I`ve started making a lot of my own food because I like to cook and it`s usually a lot cheaper than eating out. So far my staples are eggs, tomato, garlic, bread, and cheese. By cheese, I mean an intensely salty, sponge-like, tangy white block that I buy in little plastic bags from the nearest tienda. Most non-Ecuadorians I´ve met scoff at the stuff, but for reasons I can`t pin down-- as with instant coffee and super-processed sugar cookies-- I love it. I also love camarones al ajillo, a dish that`s common even in the hills but that shines on the coast. It´s a pile of rice, a little ensalada of tomatoes and onions or lettuce, and a steamy helping of baby shrimp swimming in garlic sauce. Preferably and usually, as with most dishes on the coast, it`s served with several patacones: green plantains fried, smashed into distinct little patties, and fried again. Con sal, limòn, y un gote de ajì... (Very unfortunately, this computer isn`t letting me upload a photo of said dish. Màs tarde.)
While I was living at the farm, I had the good fortune to eat dinner with two different Ecuadorian families. First, our co-worker and manager of the tree nursery, Esteban, invited all twelve volunteers to his home one Thursday evening.
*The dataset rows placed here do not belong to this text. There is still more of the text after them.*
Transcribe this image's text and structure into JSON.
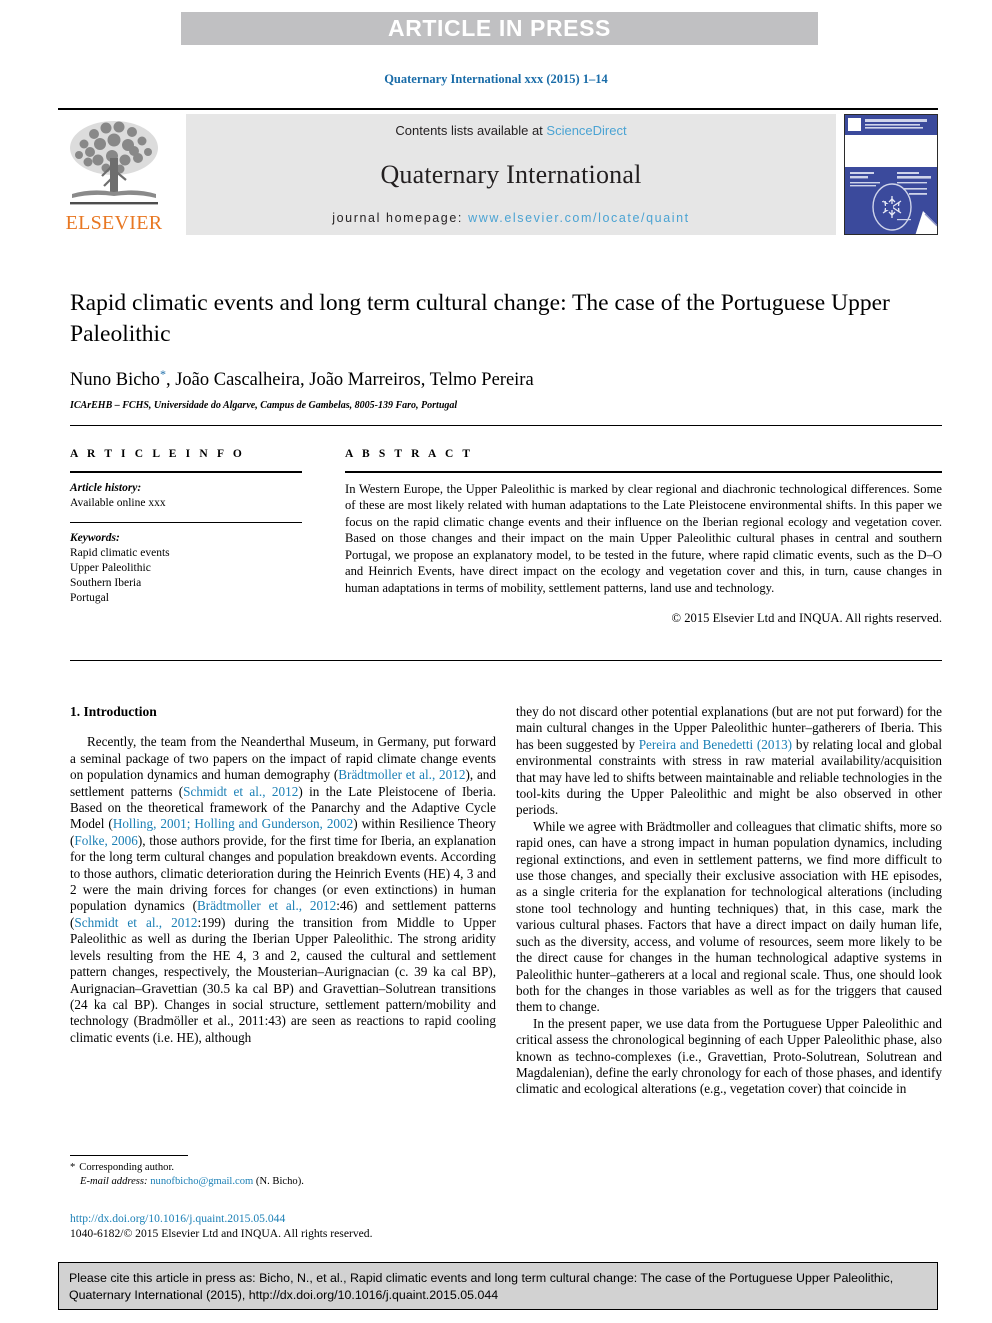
{
  "banner": {
    "text": "ARTICLE IN PRESS"
  },
  "running_head": "Quaternary International xxx (2015) 1–14",
  "masthead": {
    "contents_prefix": "Contents lists available at ",
    "sciencedirect": "ScienceDirect",
    "journal_title": "Quaternary International",
    "homepage_prefix": "journal homepage: ",
    "homepage_url": "www.elsevier.com/locate/quaint",
    "publisher_wordmark": "ELSEVIER",
    "cover_alt": "journal-cover-thumbnail"
  },
  "article": {
    "title": "Rapid climatic events and long term cultural change: The case of the Portuguese Upper Paleolithic",
    "authors": "Nuno Bicho",
    "corresponding_marker": "*",
    "authors_rest": ", João Cascalheira, João Marreiros, Telmo Pereira",
    "affiliation": "ICArEHB – FCHS, Universidade do Algarve, Campus de Gambelas, 8005-139 Faro, Portugal"
  },
  "info": {
    "heading": "A R T I C L E  I N F O",
    "history_label": "Article history:",
    "history_value": "Available online xxx",
    "keywords_label": "Keywords:",
    "keywords": [
      "Rapid climatic events",
      "Upper Paleolithic",
      "Southern Iberia",
      "Portugal"
    ]
  },
  "abstract": {
    "heading": "A B S T R A C T",
    "text": "In Western Europe, the Upper Paleolithic is marked by clear regional and diachronic technological differences. Some of these are most likely related with human adaptations to the Late Pleistocene environmental shifts. In this paper we focus on the rapid climatic change events and their influence on the Iberian regional ecology and vegetation cover. Based on those changes and their impact on the main Upper Paleolithic cultural phases in central and southern Portugal, we propose an explanatory model, to be tested in the future, where rapid climatic events, such as the D–O and Heinrich Events, have direct impact on the ecology and vegetation cover and this, in turn, cause changes in human adaptations in terms of mobility, settlement patterns, land use and technology.",
    "copyright": "© 2015 Elsevier Ltd and INQUA. All rights reserved."
  },
  "body": {
    "section_title": "1. Introduction",
    "left_paragraphs": [
      {
        "segments": [
          {
            "t": "Recently, the team from the Neanderthal Museum, in Germany, put forward a seminal package of two papers on the impact of rapid climate change events on population dynamics and human demography (",
            "ref": false
          },
          {
            "t": "Brädtmoller et al., 2012",
            "ref": true
          },
          {
            "t": "), and settlement patterns (",
            "ref": false
          },
          {
            "t": "Schmidt et al., 2012",
            "ref": true
          },
          {
            "t": ") in the Late Pleistocene of Iberia. Based on the theoretical framework of the Panarchy and the Adaptive Cycle Model (",
            "ref": false
          },
          {
            "t": "Holling, 2001; Holling and Gunderson, 2002",
            "ref": true
          },
          {
            "t": ") within Resilience Theory (",
            "ref": false
          },
          {
            "t": "Folke, 2006",
            "ref": true
          },
          {
            "t": "), those authors provide, for the first time for Iberia, an explanation for the long term cultural changes and population breakdown events. According to those authors, climatic deterioration during the Heinrich Events (HE) 4, 3 and 2 were the main driving forces for changes (or even extinctions) in human population dynamics (",
            "ref": false
          },
          {
            "t": "Brädtmoller et al., 2012",
            "ref": true
          },
          {
            "t": ":46) and settlement patterns (",
            "ref": false
          },
          {
            "t": "Schmidt et al., 2012",
            "ref": true
          },
          {
            "t": ":199) during the transition from Middle to Upper Paleolithic as well as during the Iberian Upper Paleolithic. The strong aridity levels resulting from the HE 4, 3 and 2, caused the cultural and settlement pattern changes, respectively, the Mousterian–Aurignacian (c. 39 ka cal BP), Aurignacian–Gravettian (30.5 ka cal BP) and Gravettian–Solutrean transitions (24 ka cal BP). Changes in social structure, settlement pattern/mobility and technology (Bradmöller et al., 2011:43) are seen as reactions to rapid cooling climatic events (i.e. HE), although",
            "ref": false
          }
        ]
      }
    ],
    "right_paragraphs": [
      {
        "indent": false,
        "segments": [
          {
            "t": "they do not discard other potential explanations (but are not put forward) for the main cultural changes in the Upper Paleolithic hunter–gatherers of Iberia. This has been suggested by ",
            "ref": false
          },
          {
            "t": "Pereira and Benedetti (2013)",
            "ref": true
          },
          {
            "t": " by relating local and global environmental constraints with stress in raw material availability/acquisition that may have led to shifts between maintainable and reliable technologies in the tool-kits during the Upper Paleolithic and might be also observed in other periods.",
            "ref": false
          }
        ]
      },
      {
        "indent": true,
        "segments": [
          {
            "t": "While we agree with Brädtmoller and colleagues that climatic shifts, more so rapid ones, can have a strong impact in human population dynamics, including regional extinctions, and even in settlement patterns, we find more difficult to use those changes, and specially their exclusive association with HE episodes, as a single criteria for the explanation for technological alterations (including stone tool technology and hunting techniques) that, in this case, mark the various cultural phases. Factors that have a direct impact on daily human life, such as the diversity, access, and volume of resources, seem more likely to be the direct cause for changes in the human technological adaptive systems in Paleolithic hunter–gatherers at a local and regional scale. Thus, one should look both for the changes in those variables as well as for the triggers that caused them to change.",
            "ref": false
          }
        ]
      },
      {
        "indent": true,
        "segments": [
          {
            "t": "In the present paper, we use data from the Portuguese Upper Paleolithic and critical assess the chronological beginning of each Upper Paleolithic phase, also known as techno-complexes (i.e., Gravettian, Proto-Solutrean, Solutrean and Magdalenian), define the early chronology for each of those phases, and identify climatic and ecological alterations (e.g., vegetation cover) that coincide in",
            "ref": false
          }
        ]
      }
    ]
  },
  "footnotes": {
    "corresponding_marker": "*",
    "corresponding_text": "Corresponding author.",
    "email_label": "E-mail address:",
    "email": "nunofbicho@gmail.com",
    "email_owner": "(N. Bicho).",
    "doi": "http://dx.doi.org/10.1016/j.quaint.2015.05.044",
    "issn_line": "1040-6182/© 2015 Elsevier Ltd and INQUA. All rights reserved."
  },
  "citation_footer": {
    "text": "Please cite this article in press as: Bicho, N., et al., Rapid climatic events and long term cultural change: The case of the Portuguese Upper Paleolithic, Quaternary International (2015), http://dx.doi.org/10.1016/j.quaint.2015.05.044"
  },
  "colors": {
    "link_blue": "#1a7fb5",
    "light_blue": "#4ba3d3",
    "elsevier_orange": "#e87722",
    "banner_gray": "#c0c0c2",
    "masthead_gray": "#e6e6e6",
    "footer_gray": "#d2d2d2",
    "cover_blue": "#3b4a9c"
  }
}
While we toured his parent`s gardens (they make their living from selling whatever produce they don`t use at home-- they also cultivate outdoor flowers to sell, rather than the green-housed and chemical-laden roses that the region supplies to the world market), his mother and adorable grandmother prepared a feast of mote (looks like hominy), rice, papas from the garden, and home-raised roasted chicken topped with fresh ajì and tomato salad. I was worried when Esteban didn`t come to sit with us, instead eating in the doorway, but later found that it`s costumary for the hosts to eat last and constantly attend to guests rather than sitting with them.
Just a couple days later, Edwin, who has been involved with the Fundación for years and continues to help by giving lessons to the volunteers and driving us around to sell produce in the towns nearby, invited us to his daughter Micaela´s nineth birthday party. Only four of us made it, but it ended up being one of the most fun afternoons I`ve had here. We sat and chatted with juice for the first hour or so, and then moved into the garage to all sit around a bigger table. There was Edwin and his wife Maggie, their two young daughters, me and three other volunteers, the volunteer coordinator and his lady friend, three neighbor kids, and Edwin`s sister and her 19-year-old daughter, also Micaela. After singing Happy Birthday in a few languages and munching down dense slices of banana cake, we went outside to play. Cat and mouse, musical chairs, a couple of team competitions, egg tossing, and lots of cracking up brought us to dinner time: roasted rabbit from Edwin`s farm with papas. I hadn`t expected to stay the whole evening, but after dinner we continued to play and hang out, and once night fell we came inside to learn some salsa dancing. I was exhausted by the time Edwin drove us all back to the farm at 10 pm, full and impressed by such unabashed hospitality.